▶ What this task involves
Which lines below include "profile"? Copy them all.

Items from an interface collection
↓

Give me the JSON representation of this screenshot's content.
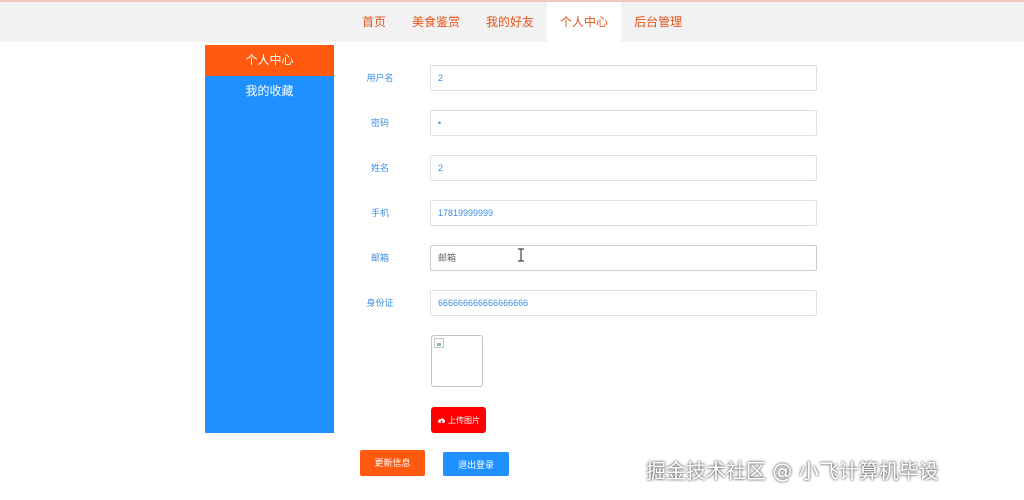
{
  "nav": {
    "items": [
      {
        "label": "首页"
      },
      {
        "label": "美食鉴赏"
      },
      {
        "label": "我的好友"
      },
      {
        "label": "个人中心"
      },
      {
        "label": "后台管理"
      }
    ],
    "active_index": 3
  },
  "sidebar": {
    "items": [
      {
        "label": "个人中心"
      },
      {
        "label": "我的收藏"
      }
    ],
    "active_index": 0
  },
  "form": {
    "username": {
      "label": "用户名",
      "value": "2"
    },
    "password": {
      "label": "密码",
      "value": "•"
    },
    "name": {
      "label": "姓名",
      "value": "2"
    },
    "phone": {
      "label": "手机",
      "value": "17819999999"
    },
    "email": {
      "label": "邮箱",
      "value": "",
      "placeholder": "邮箱"
    },
    "idcard": {
      "label": "身份证",
      "value": "666666666666666666"
    }
  },
  "upload": {
    "label": "上传图片",
    "icon": "cloud-upload-icon"
  },
  "actions": {
    "update_label": "更新信息",
    "logout_label": "退出登录"
  },
  "watermark": "掘金技术社区 @ 小飞计算机毕设",
  "colors": {
    "accent_orange": "#ff5a0f",
    "sidebar_blue": "#1e90ff",
    "upload_red": "#ff0000"
  }
}
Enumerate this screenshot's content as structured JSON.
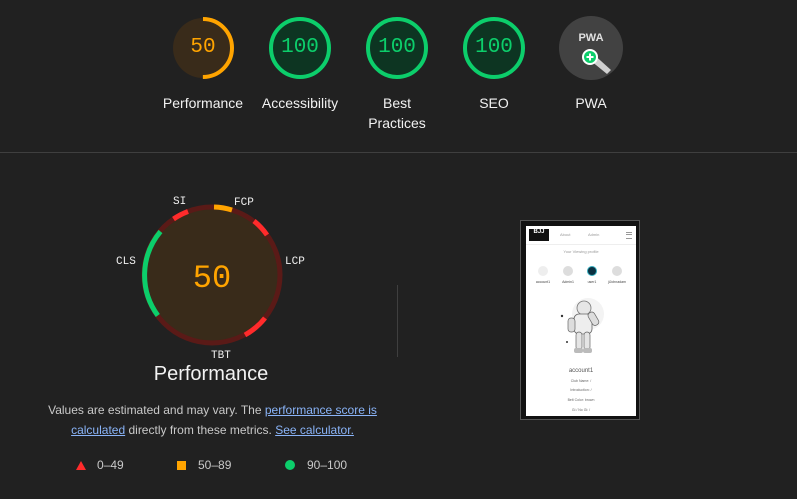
{
  "colors": {
    "pass": "#0cce6b",
    "average": "#ffa400",
    "fail": "#ff4e42",
    "pwa": "#5f6368"
  },
  "categories": [
    {
      "label": "Performance",
      "score": "50",
      "fraction": 0.5,
      "status": "average"
    },
    {
      "label": "Accessibility",
      "score": "100",
      "fraction": 1.0,
      "status": "pass"
    },
    {
      "label": "Best Practices",
      "score": "100",
      "fraction": 1.0,
      "status": "pass"
    },
    {
      "label": "SEO",
      "score": "100",
      "fraction": 1.0,
      "status": "pass"
    },
    {
      "label": "PWA",
      "badge": "PWA",
      "icon": "pwa-plus-icon"
    }
  ],
  "performance": {
    "score": "50",
    "title": "Performance",
    "metrics": [
      "SI",
      "FCP",
      "LCP",
      "TBT",
      "CLS"
    ],
    "description_prefix": "Values are estimated and may vary. The ",
    "link_score": "performance score is calculated",
    "description_middle": " directly from these metrics. ",
    "link_calculator": "See calculator."
  },
  "legend": [
    {
      "shape": "triangle",
      "range": "0–49"
    },
    {
      "shape": "square",
      "range": "50–89"
    },
    {
      "shape": "circle",
      "range": "90–100"
    }
  ],
  "screenshot": {
    "logo": "BJJ",
    "nav_about": "About",
    "nav_admin": "Admin",
    "subtitle": "Your Viewing profile",
    "accounts": [
      "account1",
      "Admin1",
      "user1",
      "jiJohnadam"
    ],
    "name": "account1",
    "rows": [
      "Club Name: /",
      "Introduction: /",
      "Belt Color: brown",
      "Gi / No Gi: /"
    ]
  }
}
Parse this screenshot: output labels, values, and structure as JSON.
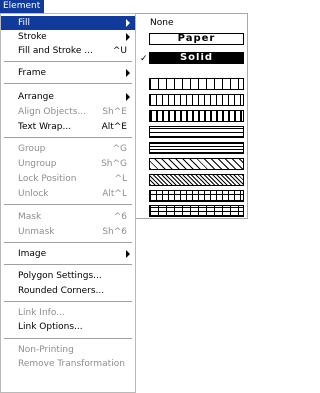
{
  "menu_title": "Element",
  "menu": {
    "fill": "Fill",
    "stroke": "Stroke",
    "fill_and_stroke": "Fill and Stroke ...",
    "fill_and_stroke_shortcut": "^U",
    "frame": "Frame",
    "arrange": "Arrange",
    "align_objects": "Align Objects...",
    "align_objects_shortcut": "Sh^E",
    "text_wrap": "Text Wrap...",
    "text_wrap_shortcut": "Alt^E",
    "group": "Group",
    "group_shortcut": "^G",
    "ungroup": "Ungroup",
    "ungroup_shortcut": "Sh^G",
    "lock_position": "Lock Position",
    "lock_position_shortcut": "^L",
    "unlock": "Unlock",
    "unlock_shortcut": "Alt^L",
    "mask": "Mask",
    "mask_shortcut": "^6",
    "unmask": "Unmask",
    "unmask_shortcut": "Sh^6",
    "image": "Image",
    "polygon_settings": "Polygon Settings...",
    "rounded_corners": "Rounded Corners...",
    "link_info": "Link Info...",
    "link_options": "Link Options...",
    "non_printing": "Non-Printing",
    "remove_transformation": "Remove Transformation"
  },
  "fill_submenu": {
    "none": "None",
    "paper": "Paper",
    "solid": "Solid",
    "checkmark": "✓",
    "selected": "Solid"
  },
  "colors": {
    "highlight": "#103a9c",
    "disabled_text": "#8e8e8e"
  }
}
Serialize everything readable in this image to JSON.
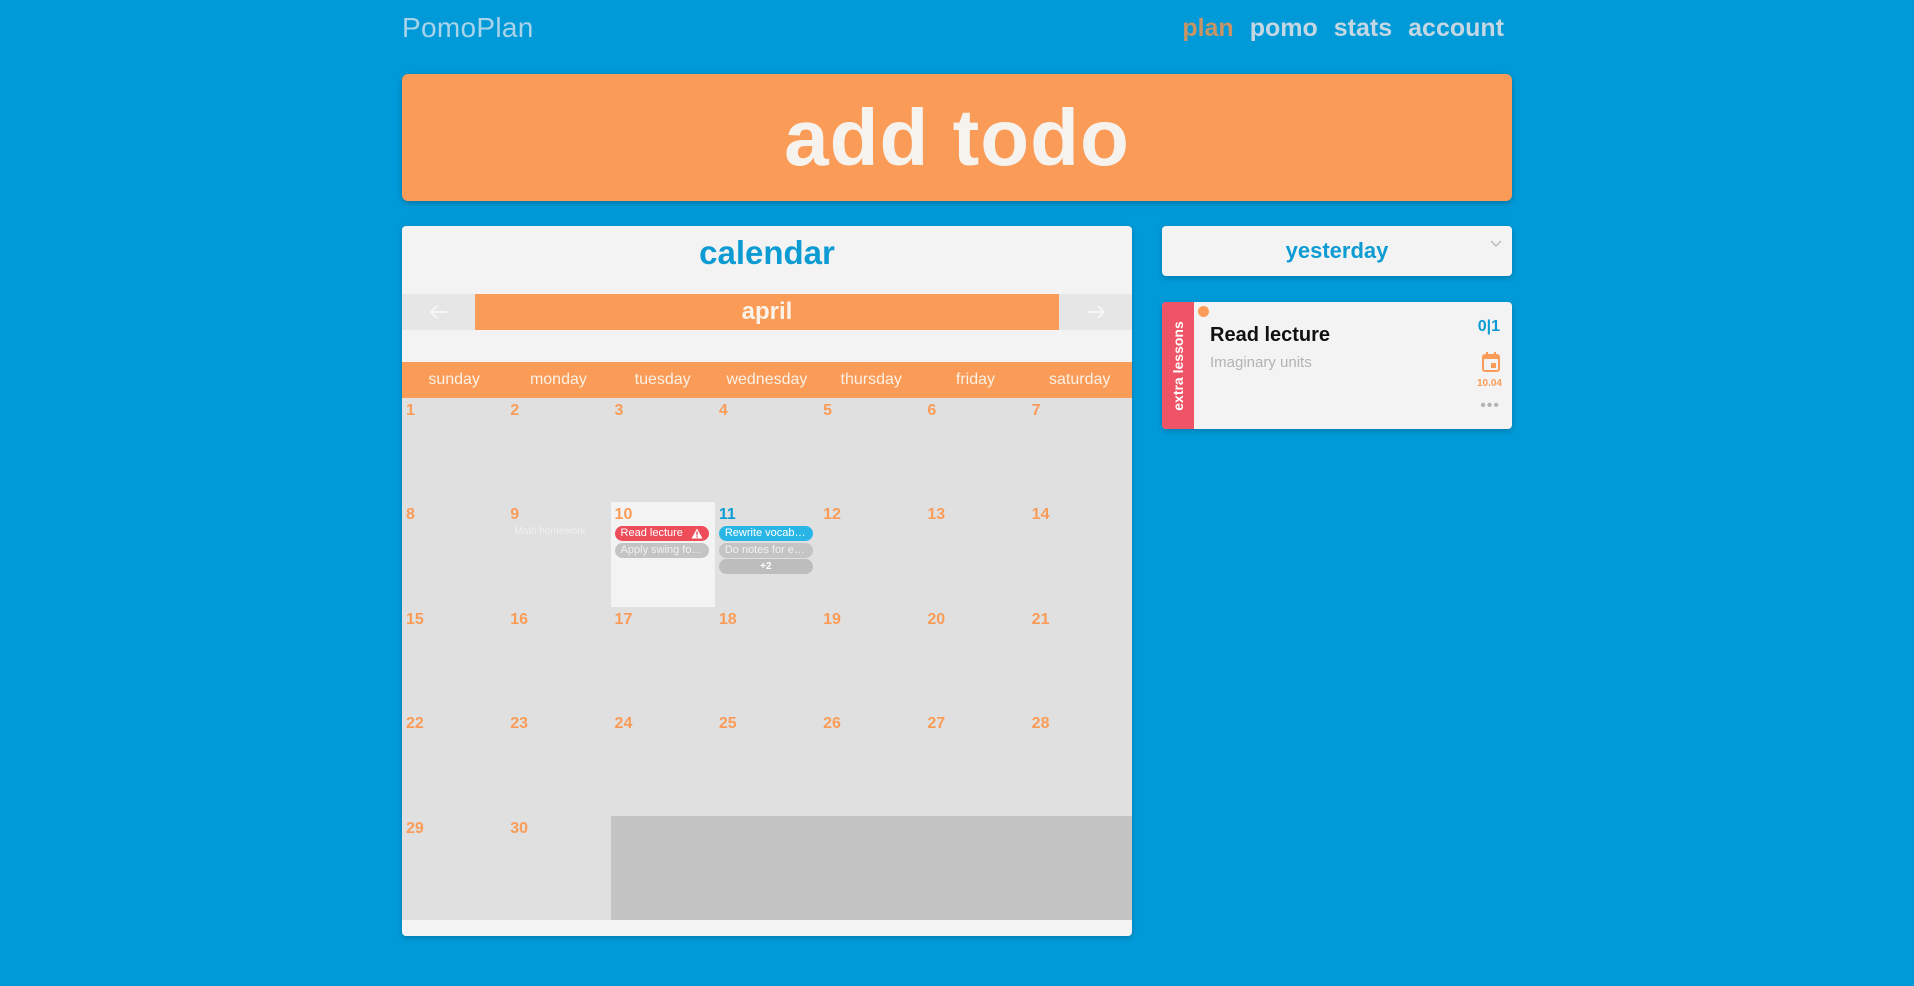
{
  "app": {
    "title": "PomoPlan"
  },
  "nav": {
    "plan": "plan",
    "pomo": "pomo",
    "stats": "stats",
    "account": "account"
  },
  "add_todo": {
    "label": "add todo"
  },
  "calendar": {
    "title": "calendar",
    "month": "april",
    "weekdays": [
      "sunday",
      "monday",
      "tuesday",
      "wednesday",
      "thursday",
      "friday",
      "saturday"
    ],
    "days": [
      "1",
      "2",
      "3",
      "4",
      "5",
      "6",
      "7",
      "8",
      "9",
      "10",
      "11",
      "12",
      "13",
      "14",
      "15",
      "16",
      "17",
      "18",
      "19",
      "20",
      "21",
      "22",
      "23",
      "24",
      "25",
      "26",
      "27",
      "28",
      "29",
      "30"
    ],
    "events": {
      "day9": [
        "Math homework"
      ],
      "day10": [
        "Read lecture",
        "Apply swing fo..."
      ],
      "day11": [
        "Rewrite vocabu...",
        "Do notes for ex...",
        "+2"
      ]
    }
  },
  "filter": {
    "selected": "yesterday"
  },
  "todo_card": {
    "tag": "extra lessons",
    "title": "Read lecture",
    "subtitle": "Imaginary units",
    "progress": "0|1",
    "date": "10.04"
  },
  "colors": {
    "background": "#009ad8",
    "accent": "#fa9c58",
    "primary_text": "#0d9bd3",
    "warning": "#ef4c5a"
  }
}
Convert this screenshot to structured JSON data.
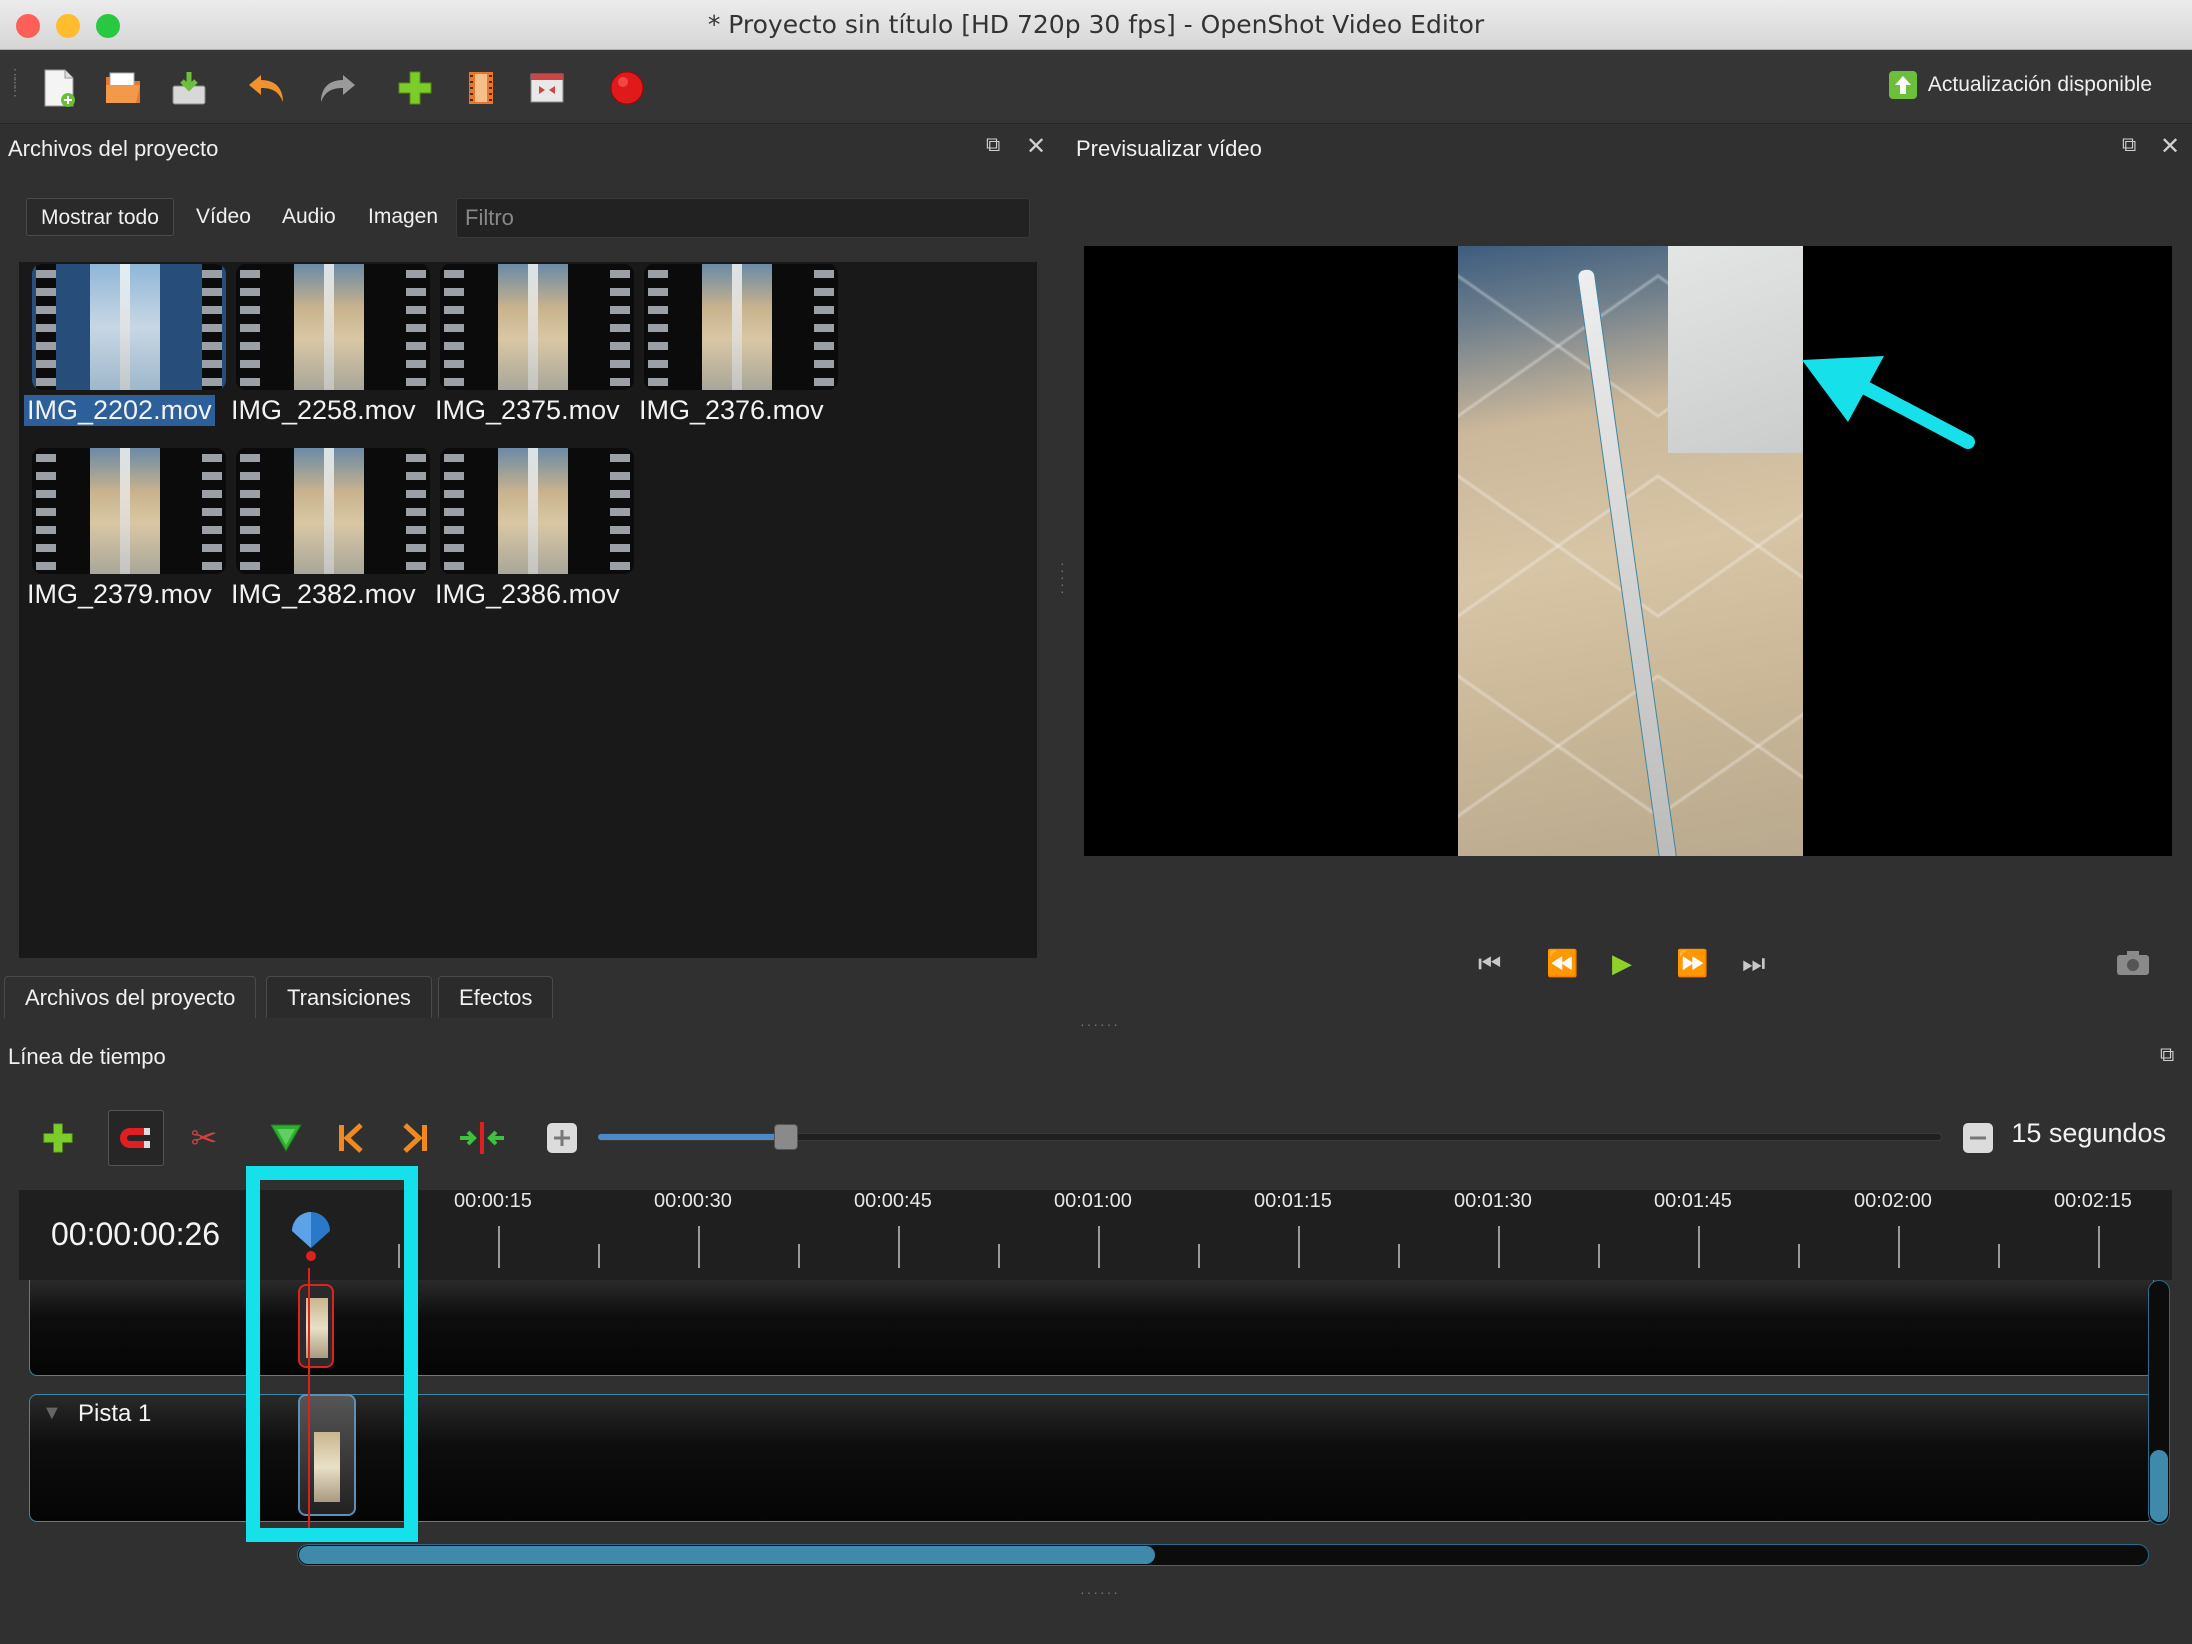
{
  "window": {
    "title": "* Proyecto sin título [HD 720p 30 fps] - OpenShot Video Editor",
    "traffic_lights": {
      "close": "#fe5f57",
      "minimize": "#febc2e",
      "zoom": "#28c840"
    }
  },
  "toolbar": {
    "buttons": [
      {
        "name": "new-project-icon"
      },
      {
        "name": "open-project-icon"
      },
      {
        "name": "save-project-icon"
      },
      {
        "name": "undo-icon"
      },
      {
        "name": "redo-icon"
      },
      {
        "name": "import-files-icon"
      },
      {
        "name": "choose-profile-icon"
      },
      {
        "name": "fullscreen-icon"
      },
      {
        "name": "export-video-icon"
      }
    ],
    "update_label": "Actualización disponible"
  },
  "project_files": {
    "title": "Archivos del proyecto",
    "filters": [
      "Mostrar todo",
      "Vídeo",
      "Audio",
      "Imagen"
    ],
    "filter_placeholder": "Filtro",
    "files": [
      {
        "name": "IMG_2202.mov",
        "selected": true
      },
      {
        "name": "IMG_2258.mov",
        "selected": false
      },
      {
        "name": "IMG_2375.mov",
        "selected": false
      },
      {
        "name": "IMG_2376.mov",
        "selected": false
      },
      {
        "name": "IMG_2379.mov",
        "selected": false
      },
      {
        "name": "IMG_2382.mov",
        "selected": false
      },
      {
        "name": "IMG_2386.mov",
        "selected": false
      }
    ],
    "tabs": [
      "Archivos del proyecto",
      "Transiciones",
      "Efectos"
    ]
  },
  "preview": {
    "title": "Previsualizar vídeo",
    "controls": [
      "jump-start-icon",
      "rewind-icon",
      "play-icon",
      "fast-forward-icon",
      "jump-end-icon"
    ],
    "snapshot_icon": "camera-icon"
  },
  "timeline": {
    "title": "Línea de tiempo",
    "tools": [
      "add-track-icon",
      "snap-magnet-icon",
      "razor-icon",
      "add-marker-icon",
      "previous-marker-icon",
      "next-marker-icon",
      "center-playhead-icon"
    ],
    "zoom_label": "15 segundos",
    "zoom_level": 0.1,
    "timecode": "00:00:00:26",
    "ruler_labels": [
      "00:00:15",
      "00:00:30",
      "00:00:45",
      "00:01:00",
      "00:01:15",
      "00:01:30",
      "00:01:45",
      "00:02:00",
      "00:02:15"
    ],
    "tracks": [
      {
        "name": ""
      },
      {
        "name": "Pista 1"
      }
    ]
  },
  "annotations": {
    "highlight_color": "#16e1ea"
  }
}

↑

▶ Finished exercise
    "subtitle": "Your Viewing profile",
        "name": "choose-profile-icon"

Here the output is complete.